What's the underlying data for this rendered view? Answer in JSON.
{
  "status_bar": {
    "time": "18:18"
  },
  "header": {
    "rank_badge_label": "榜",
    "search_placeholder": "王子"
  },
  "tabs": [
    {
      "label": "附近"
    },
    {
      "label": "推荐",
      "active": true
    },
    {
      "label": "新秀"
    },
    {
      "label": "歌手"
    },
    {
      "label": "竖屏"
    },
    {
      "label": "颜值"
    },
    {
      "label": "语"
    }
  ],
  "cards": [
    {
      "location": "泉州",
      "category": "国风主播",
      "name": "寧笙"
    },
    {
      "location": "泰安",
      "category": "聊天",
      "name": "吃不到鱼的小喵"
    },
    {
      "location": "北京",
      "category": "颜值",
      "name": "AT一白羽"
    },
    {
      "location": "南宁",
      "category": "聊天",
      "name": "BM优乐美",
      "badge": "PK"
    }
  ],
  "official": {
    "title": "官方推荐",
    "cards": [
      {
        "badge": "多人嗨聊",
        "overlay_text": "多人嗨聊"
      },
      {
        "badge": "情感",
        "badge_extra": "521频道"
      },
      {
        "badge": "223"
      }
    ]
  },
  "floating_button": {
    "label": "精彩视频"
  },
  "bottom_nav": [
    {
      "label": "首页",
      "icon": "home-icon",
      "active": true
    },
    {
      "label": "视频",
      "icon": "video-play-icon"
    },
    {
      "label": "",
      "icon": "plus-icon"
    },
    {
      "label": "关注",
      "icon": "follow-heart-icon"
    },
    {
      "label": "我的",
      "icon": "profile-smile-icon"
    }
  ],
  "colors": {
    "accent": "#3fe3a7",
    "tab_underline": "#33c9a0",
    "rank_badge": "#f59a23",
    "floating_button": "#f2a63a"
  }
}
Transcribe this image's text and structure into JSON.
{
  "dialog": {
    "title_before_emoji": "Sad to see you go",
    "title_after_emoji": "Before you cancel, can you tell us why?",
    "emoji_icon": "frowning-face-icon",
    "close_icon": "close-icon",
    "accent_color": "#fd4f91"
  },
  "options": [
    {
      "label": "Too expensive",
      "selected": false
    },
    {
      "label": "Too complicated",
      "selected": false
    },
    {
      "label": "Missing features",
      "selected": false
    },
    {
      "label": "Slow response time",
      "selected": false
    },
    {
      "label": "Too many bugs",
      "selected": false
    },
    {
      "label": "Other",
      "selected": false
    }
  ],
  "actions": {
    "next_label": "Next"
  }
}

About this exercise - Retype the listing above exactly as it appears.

Exercise answer -
What's the underlying data for this rendered view? Answer in JSON.
{
  "status_bar": {
    "time": "18:18"
  },
  "header": {
    "rank_badge_label": "榜",
    "search_placeholder": "王子"
  },
  "tabs": [
    {
      "label": "附近"
    },
    {
      "label": "推荐",
      "active": true
    },
    {
      "label": "新秀"
    },
    {
      "label": "歌手"
    },
    {
      "label": "竖屏"
    },
    {
      "label": "颜值"
    },
    {
      "label": "语"
    }
  ],
  "cards": [
    {
      "location": "泉州",
      "category": "国风主播",
      "name": "寧笙"
    },
    {
      "location": "泰安",
      "category": "聊天",
      "name": "吃不到鱼的小喵"
    },
    {
      "location": "北京",
      "category": "颜值",
      "name": "AT一白羽"
    },
    {
      "location": "南宁",
      "category": "聊天",
      "name": "BM优乐美",
      "badge": "PK"
    }
  ],
  "official": {
    "title": "官方推荐",
    "cards": [
      {
        "badge": "多人嗨聊",
        "overlay_text": "多人嗨聊"
      },
      {
        "badge": "情感",
        "badge_extra": "521频道"
      },
      {
        "badge": "223"
      }
    ]
  },
  "floating_button": {
    "label": "精彩视频"
  },
  "bottom_nav": [
    {
      "label": "首页",
      "icon": "home-icon",
      "active": true
    },
    {
      "label": "视频",
      "icon": "video-play-icon"
    },
    {
      "label": "",
      "icon": "plus-icon"
    },
    {
      "label": "关注",
      "icon": "follow-heart-icon"
    },
    {
      "label": "我的",
      "icon": "profile-smile-icon"
    }
  ],
  "colors": {
    "accent": "#3fe3a7",
    "tab_underline": "#33c9a0",
    "rank_badge": "#f59a23",
    "floating_button": "#f2a63a"
  }
}
Transcribe this image's text and structure into JSON.
{
  "dialog": {
    "title_before_emoji": "Sad to see you go",
    "title_after_emoji": "Before you cancel, can you tell us why?",
    "emoji_icon": "frowning-face-icon",
    "close_icon": "close-icon",
    "accent_color": "#fd4f91"
  },
  "options": [
    {
      "label": "Too expensive",
      "selected": false
    },
    {
      "label": "Too complicated",
      "selected": false
    },
    {
      "label": "Missing features",
      "selected": false
    },
    {
      "label": "Slow response time",
      "selected": false
    },
    {
      "label": "Too many bugs",
      "selected": false
    },
    {
      "label": "Other",
      "selected": false
    }
  ],
  "actions": {
    "next_label": "Next"
  }
}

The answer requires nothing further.